How to complete this task: Every entry below is to be retyped exactly as it stands.

Stored dataset items
======

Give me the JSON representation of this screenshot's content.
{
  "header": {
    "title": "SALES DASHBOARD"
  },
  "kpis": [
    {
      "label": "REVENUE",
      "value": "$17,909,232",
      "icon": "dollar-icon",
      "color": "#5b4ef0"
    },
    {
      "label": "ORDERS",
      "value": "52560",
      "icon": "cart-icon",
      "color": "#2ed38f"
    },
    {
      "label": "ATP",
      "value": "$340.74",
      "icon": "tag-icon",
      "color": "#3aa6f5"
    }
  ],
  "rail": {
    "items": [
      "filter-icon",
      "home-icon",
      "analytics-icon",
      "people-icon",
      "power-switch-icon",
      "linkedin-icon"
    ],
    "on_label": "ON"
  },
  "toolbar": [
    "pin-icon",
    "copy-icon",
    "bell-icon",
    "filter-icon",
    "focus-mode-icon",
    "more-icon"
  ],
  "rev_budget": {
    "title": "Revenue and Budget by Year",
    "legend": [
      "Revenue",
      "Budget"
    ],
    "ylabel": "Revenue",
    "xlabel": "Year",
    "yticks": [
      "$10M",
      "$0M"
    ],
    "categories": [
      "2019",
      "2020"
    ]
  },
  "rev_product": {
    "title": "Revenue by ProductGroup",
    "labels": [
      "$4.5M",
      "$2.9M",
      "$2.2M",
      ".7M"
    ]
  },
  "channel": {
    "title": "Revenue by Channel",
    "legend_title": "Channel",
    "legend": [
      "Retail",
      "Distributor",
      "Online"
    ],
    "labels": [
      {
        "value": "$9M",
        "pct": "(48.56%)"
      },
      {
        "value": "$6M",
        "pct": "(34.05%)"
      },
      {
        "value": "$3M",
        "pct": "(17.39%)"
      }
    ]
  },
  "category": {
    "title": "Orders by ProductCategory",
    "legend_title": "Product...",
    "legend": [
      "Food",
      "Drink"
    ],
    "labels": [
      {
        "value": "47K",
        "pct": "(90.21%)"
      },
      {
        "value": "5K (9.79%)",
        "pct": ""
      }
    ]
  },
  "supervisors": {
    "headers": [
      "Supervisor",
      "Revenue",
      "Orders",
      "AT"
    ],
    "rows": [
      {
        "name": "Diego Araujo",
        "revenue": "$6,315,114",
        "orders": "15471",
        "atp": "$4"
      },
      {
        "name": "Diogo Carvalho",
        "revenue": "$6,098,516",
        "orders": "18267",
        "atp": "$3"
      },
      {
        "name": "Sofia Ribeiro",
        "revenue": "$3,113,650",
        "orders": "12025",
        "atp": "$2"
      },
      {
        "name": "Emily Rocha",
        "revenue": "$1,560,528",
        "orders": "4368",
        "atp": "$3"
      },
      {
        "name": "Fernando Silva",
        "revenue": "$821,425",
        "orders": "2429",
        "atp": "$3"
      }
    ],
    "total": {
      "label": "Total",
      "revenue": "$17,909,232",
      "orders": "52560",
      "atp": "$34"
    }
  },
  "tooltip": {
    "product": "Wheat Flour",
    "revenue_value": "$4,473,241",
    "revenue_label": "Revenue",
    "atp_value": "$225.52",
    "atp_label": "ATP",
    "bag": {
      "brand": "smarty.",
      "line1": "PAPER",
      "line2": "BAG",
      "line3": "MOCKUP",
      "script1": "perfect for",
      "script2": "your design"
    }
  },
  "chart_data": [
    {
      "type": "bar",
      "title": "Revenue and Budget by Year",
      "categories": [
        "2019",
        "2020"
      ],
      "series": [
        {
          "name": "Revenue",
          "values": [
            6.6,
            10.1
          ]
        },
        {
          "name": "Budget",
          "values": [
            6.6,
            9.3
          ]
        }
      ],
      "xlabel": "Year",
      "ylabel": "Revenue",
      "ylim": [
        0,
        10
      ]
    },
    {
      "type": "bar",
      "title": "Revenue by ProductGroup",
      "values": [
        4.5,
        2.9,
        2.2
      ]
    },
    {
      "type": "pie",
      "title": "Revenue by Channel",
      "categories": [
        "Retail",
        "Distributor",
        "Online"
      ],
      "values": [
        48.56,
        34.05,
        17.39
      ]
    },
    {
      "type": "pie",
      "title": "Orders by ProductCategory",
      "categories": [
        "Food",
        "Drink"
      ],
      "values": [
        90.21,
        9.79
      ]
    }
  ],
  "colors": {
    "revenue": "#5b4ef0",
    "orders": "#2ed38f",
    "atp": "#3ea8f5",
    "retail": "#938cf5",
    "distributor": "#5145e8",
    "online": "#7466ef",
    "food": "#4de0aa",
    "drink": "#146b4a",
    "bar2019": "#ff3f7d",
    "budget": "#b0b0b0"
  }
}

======

Exercise result:
Give me the JSON representation of this screenshot's content.
{
  "header": {
    "title": "SALES DASHBOARD"
  },
  "kpis": [
    {
      "label": "REVENUE",
      "value": "$17,909,232",
      "icon": "dollar-icon",
      "color": "#5b4ef0"
    },
    {
      "label": "ORDERS",
      "value": "52560",
      "icon": "cart-icon",
      "color": "#2ed38f"
    },
    {
      "label": "ATP",
      "value": "$340.74",
      "icon": "tag-icon",
      "color": "#3aa6f5"
    }
  ],
  "rail": {
    "items": [
      "filter-icon",
      "home-icon",
      "analytics-icon",
      "people-icon",
      "power-switch-icon",
      "linkedin-icon"
    ],
    "on_label": "ON"
  },
  "toolbar": [
    "pin-icon",
    "copy-icon",
    "bell-icon",
    "filter-icon",
    "focus-mode-icon",
    "more-icon"
  ],
  "rev_budget": {
    "title": "Revenue and Budget by Year",
    "legend": [
      "Revenue",
      "Budget"
    ],
    "ylabel": "Revenue",
    "xlabel": "Year",
    "yticks": [
      "$10M",
      "$0M"
    ],
    "categories": [
      "2019",
      "2020"
    ]
  },
  "rev_product": {
    "title": "Revenue by ProductGroup",
    "labels": [
      "$4.5M",
      "$2.9M",
      "$2.2M",
      ".7M"
    ]
  },
  "channel": {
    "title": "Revenue by Channel",
    "legend_title": "Channel",
    "legend": [
      "Retail",
      "Distributor",
      "Online"
    ],
    "labels": [
      {
        "value": "$9M",
        "pct": "(48.56%)"
      },
      {
        "value": "$6M",
        "pct": "(34.05%)"
      },
      {
        "value": "$3M",
        "pct": "(17.39%)"
      }
    ]
  },
  "category": {
    "title": "Orders by ProductCategory",
    "legend_title": "Product...",
    "legend": [
      "Food",
      "Drink"
    ],
    "labels": [
      {
        "value": "47K",
        "pct": "(90.21%)"
      },
      {
        "value": "5K (9.79%)",
        "pct": ""
      }
    ]
  },
  "supervisors": {
    "headers": [
      "Supervisor",
      "Revenue",
      "Orders",
      "AT"
    ],
    "rows": [
      {
        "name": "Diego Araujo",
        "revenue": "$6,315,114",
        "orders": "15471",
        "atp": "$4"
      },
      {
        "name": "Diogo Carvalho",
        "revenue": "$6,098,516",
        "orders": "18267",
        "atp": "$3"
      },
      {
        "name": "Sofia Ribeiro",
        "revenue": "$3,113,650",
        "orders": "12025",
        "atp": "$2"
      },
      {
        "name": "Emily Rocha",
        "revenue": "$1,560,528",
        "orders": "4368",
        "atp": "$3"
      },
      {
        "name": "Fernando Silva",
        "revenue": "$821,425",
        "orders": "2429",
        "atp": "$3"
      }
    ],
    "total": {
      "label": "Total",
      "revenue": "$17,909,232",
      "orders": "52560",
      "atp": "$34"
    }
  },
  "tooltip": {
    "product": "Wheat Flour",
    "revenue_value": "$4,473,241",
    "revenue_label": "Revenue",
    "atp_value": "$225.52",
    "atp_label": "ATP",
    "bag": {
      "brand": "smarty.",
      "line1": "PAPER",
      "line2": "BAG",
      "line3": "MOCKUP",
      "script1": "perfect for",
      "script2": "your design"
    }
  },
  "chart_data": [
    {
      "type": "bar",
      "title": "Revenue and Budget by Year",
      "categories": [
        "2019",
        "2020"
      ],
      "series": [
        {
          "name": "Revenue",
          "values": [
            6.6,
            10.1
          ]
        },
        {
          "name": "Budget",
          "values": [
            6.6,
            9.3
          ]
        }
      ],
      "xlabel": "Year",
      "ylabel": "Revenue",
      "ylim": [
        0,
        10
      ]
    },
    {
      "type": "bar",
      "title": "Revenue by ProductGroup",
      "values": [
        4.5,
        2.9,
        2.2
      ]
    },
    {
      "type": "pie",
      "title": "Revenue by Channel",
      "categories": [
        "Retail",
        "Distributor",
        "Online"
      ],
      "values": [
        48.56,
        34.05,
        17.39
      ]
    },
    {
      "type": "pie",
      "title": "Orders by ProductCategory",
      "categories": [
        "Food",
        "Drink"
      ],
      "values": [
        90.21,
        9.79
      ]
    }
  ],
  "colors": {
    "revenue": "#5b4ef0",
    "orders": "#2ed38f",
    "atp": "#3ea8f5",
    "retail": "#938cf5",
    "distributor": "#5145e8",
    "online": "#7466ef",
    "food": "#4de0aa",
    "drink": "#146b4a",
    "bar2019": "#ff3f7d",
    "budget": "#b0b0b0"
  }
}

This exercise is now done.